Joyce Avery, who chairs the Shelby County Board of Commissioners and would replace Wharton as county mayor if he wins election in Memphis, says she's met with every mayor inside a 100-mile radius to point out the dollar amount of services their residents have received at The Med. Avery says that "Arkansas is just the pits at paying for their indigent patients." Mississippi hasn't done much better. In 2008, Mississippi sent The Med $3 million. In the most recent fiscal year, it sent nothing at all. Legislators there met in special session twice in 2009 to plug a $90 million shortfall in the state's Medicaid budget--a hole that's bound to grow as federal stimulus funds run out. "Certainly, Mississippi wants to do everything it can for The Med," says Francis Rullan, Mississippi's Medicaid spokesman, "but at this point, we're struggling just to be able to pay our own providers in the state."
Kenneth Robinson, the Shelby County health officer and former health commissioner for the state of Tennessee, says The Med would not enjoy the support it does from the state or the county "if it had not had the passionate, consistent educational advocacy that it's had from our county mayor." Robinson says Wharton's personal lobbying among other mayors and politicians across state lines has helped The Med make the case for more funding, which he hopes it can win by demonstrating the success of its new austerity measures.
Robinson chaired a task force on The Med that Wharton put together in his own characteristic fashion. Few politicians have ever shared Wharton's ardor for task forces and special committees. In this case, the purpose of the task force was not to forge grand new policies, but instead to create a mechanism for bringing onto The Med's team top health executives and business leaders who still might need to be convinced of the essential need to support the institution, despite the city's large number of other hospitals.
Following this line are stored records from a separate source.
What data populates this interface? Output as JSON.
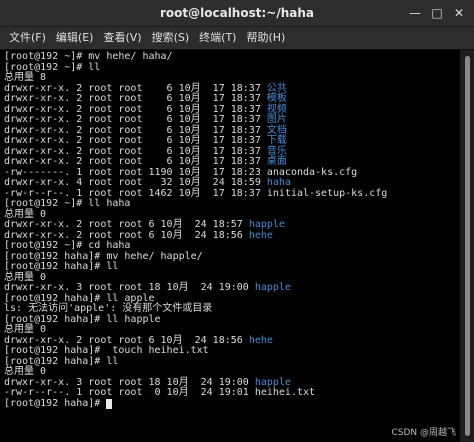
{
  "window": {
    "title": "root@localhost:~/haha",
    "controls": {
      "minimize": "—",
      "maximize": "□",
      "close": "✕"
    }
  },
  "menu": [
    "文件(F)",
    "编辑(E)",
    "查看(V)",
    "搜索(S)",
    "终端(T)",
    "帮助(H)"
  ],
  "terminal_lines": [
    [
      {
        "t": "[root@192 ~]# mv hehe/ haha/"
      }
    ],
    [
      {
        "t": "[root@192 ~]# ll"
      }
    ],
    [
      {
        "t": "总用量 8"
      }
    ],
    [
      {
        "t": "drwxr-xr-x. 2 root root    6 10月  17 18:37 "
      },
      {
        "t": "公共",
        "c": "blue"
      }
    ],
    [
      {
        "t": "drwxr-xr-x. 2 root root    6 10月  17 18:37 "
      },
      {
        "t": "模板",
        "c": "blue"
      }
    ],
    [
      {
        "t": "drwxr-xr-x. 2 root root    6 10月  17 18:37 "
      },
      {
        "t": "视频",
        "c": "blue"
      }
    ],
    [
      {
        "t": "drwxr-xr-x. 2 root root    6 10月  17 18:37 "
      },
      {
        "t": "图片",
        "c": "blue"
      }
    ],
    [
      {
        "t": "drwxr-xr-x. 2 root root    6 10月  17 18:37 "
      },
      {
        "t": "文档",
        "c": "blue"
      }
    ],
    [
      {
        "t": "drwxr-xr-x. 2 root root    6 10月  17 18:37 "
      },
      {
        "t": "下载",
        "c": "blue"
      }
    ],
    [
      {
        "t": "drwxr-xr-x. 2 root root    6 10月  17 18:37 "
      },
      {
        "t": "音乐",
        "c": "blue"
      }
    ],
    [
      {
        "t": "drwxr-xr-x. 2 root root    6 10月  17 18:37 "
      },
      {
        "t": "桌面",
        "c": "blue"
      }
    ],
    [
      {
        "t": "-rw-------. 1 root root 1190 10月  17 18:23 anaconda-ks.cfg"
      }
    ],
    [
      {
        "t": "drwxr-xr-x. 4 root root   32 10月  24 18:59 "
      },
      {
        "t": "haha",
        "c": "blue"
      }
    ],
    [
      {
        "t": "-rw-r--r--. 1 root root 1462 10月  17 18:37 initial-setup-ks.cfg"
      }
    ],
    [
      {
        "t": "[root@192 ~]# ll haha"
      }
    ],
    [
      {
        "t": "总用量 0"
      }
    ],
    [
      {
        "t": "drwxr-xr-x. 2 root root 6 10月  24 18:57 "
      },
      {
        "t": "happle",
        "c": "blue"
      }
    ],
    [
      {
        "t": "drwxr-xr-x. 2 root root 6 10月  24 18:56 "
      },
      {
        "t": "hehe",
        "c": "blue"
      }
    ],
    [
      {
        "t": "[root@192 ~]# cd haha"
      }
    ],
    [
      {
        "t": "[root@192 haha]# mv hehe/ happle/"
      }
    ],
    [
      {
        "t": "[root@192 haha]# ll"
      }
    ],
    [
      {
        "t": "总用量 0"
      }
    ],
    [
      {
        "t": "drwxr-xr-x. 3 root root 18 10月  24 19:00 "
      },
      {
        "t": "happle",
        "c": "blue"
      }
    ],
    [
      {
        "t": "[root@192 haha]# ll apple"
      }
    ],
    [
      {
        "t": "ls: 无法访问'apple': 没有那个文件或目录"
      }
    ],
    [
      {
        "t": "[root@192 haha]# ll happle"
      }
    ],
    [
      {
        "t": "总用量 0"
      }
    ],
    [
      {
        "t": "drwxr-xr-x. 2 root root 6 10月  24 18:56 "
      },
      {
        "t": "hehe",
        "c": "blue"
      }
    ],
    [
      {
        "t": "[root@192 haha]#  touch heihei.txt"
      }
    ],
    [
      {
        "t": "[root@192 haha]# ll"
      }
    ],
    [
      {
        "t": "总用量 0"
      }
    ],
    [
      {
        "t": "drwxr-xr-x. 3 root root 18 10月  24 19:00 "
      },
      {
        "t": "happle",
        "c": "blue"
      }
    ],
    [
      {
        "t": "-rw-r--r--. 1 root root  0 10月  24 19:01 heihei.txt"
      }
    ],
    [
      {
        "t": "[root@192 haha]# "
      },
      {
        "cursor": true
      }
    ]
  ],
  "watermark": "CSDN @周越飞",
  "colors": {
    "background": "#000000",
    "text": "#dcdcdc",
    "directory": "#3f8ed8",
    "titlebar": "#2d2d2d"
  }
}
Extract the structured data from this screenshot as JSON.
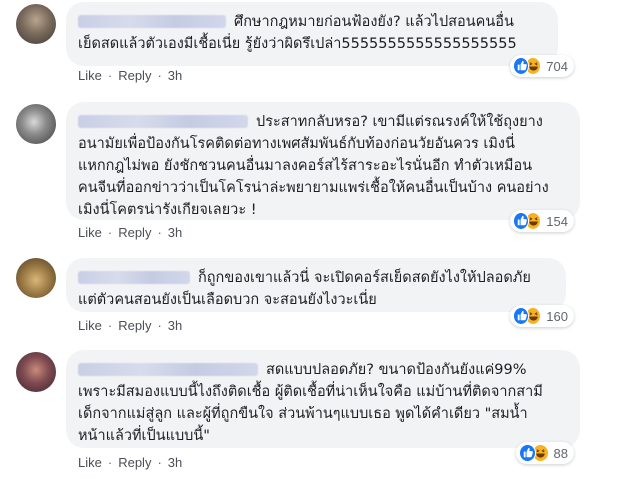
{
  "ui": {
    "like_label": "Like",
    "reply_label": "Reply",
    "separator": "·"
  },
  "comments": [
    {
      "text": "ศึกษากฎหมายก่อนฟ้องยัง? แล้วไปสอนคนอื่น\nเย็ดสดแล้วตัวเองมีเชื้อเนี่ย รู้ยังว่าผิดรึเปล่า5555555555555555555",
      "time": "3h",
      "reaction_count": "704",
      "reactions": [
        "like-icon",
        "haha-icon"
      ]
    },
    {
      "text": "ประสาทกลับหรอ? เขามีแต่รณรงค์ให้ใช้ถุงยาง\nอนามัยเพื่อป้องกันโรคติดต่อทางเพศสัมพันธ์กับท้องก่อนวัยอันควร เมิงนี่\nแหกกฎไม่พอ ยังชักชวนคนอื่นมาลงคอร์สไร้สาระอะไรนั่นอีก ทำตัวเหมือน\nคนจีนที่ออกข่าวว่าเป็นโคโรน่าล่ะพยายามแพร่เชื้อให้คนอื่นเป็นบ้าง คนอย่าง\nเมิงนี่โคตรน่ารังเกียจเลยวะ !",
      "time": "3h",
      "reaction_count": "154",
      "reactions": [
        "like-icon",
        "haha-icon"
      ]
    },
    {
      "text": "ก็ถูกของเขาแล้วนี่ จะเปิดคอร์สเย็ดสดยังไงให้ปลอดภัย\nแต่ตัวคนสอนยังเป็นเลือดบวก จะสอนยังไงวะเนี่ย",
      "time": "3h",
      "reaction_count": "160",
      "reactions": [
        "like-icon",
        "haha-icon"
      ]
    },
    {
      "text": "สดแบบปลอดภัย? ขนาดป้องกันยังแค่99%\nเพราะมีสมองแบบนี้ไงถึงติดเชื้อ ผู้ติดเชื้อที่น่าเห็นใจคือ แม่บ้านที่ติดจากสามี\nเด็กจากแม่สู่ลูก และผู้ที่ถูกขืนใจ ส่วนพ้านๆแบบเธอ พูดได้คำเดียว \"สมน้ำ\nหน้าแล้วที่เป็นแบบนี้\"",
      "time": "3h",
      "reaction_count": "88",
      "reactions": [
        "like-icon",
        "haha-icon"
      ]
    }
  ]
}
Wharton cheerfully recognizes his dependence on other actors, but also expresses frustration about constantly having to turn to them for help. That's one obvious reason why he's seeking to promote not just regional cooperation but the establishment of a regional government. Last year, he had to scramble to make up lost millions when the Memphis city council decided it no longer wanted to abide by a 40-year-old health funding agreement. "The weakness is that it's subject to the foibles of politics and personality," he says. "If I'm getting along with the mayor of the city, we're fine. If we fall out, I lose the money." And if he happens to be the city mayor--well, that's likely to make up the next chapter of the story.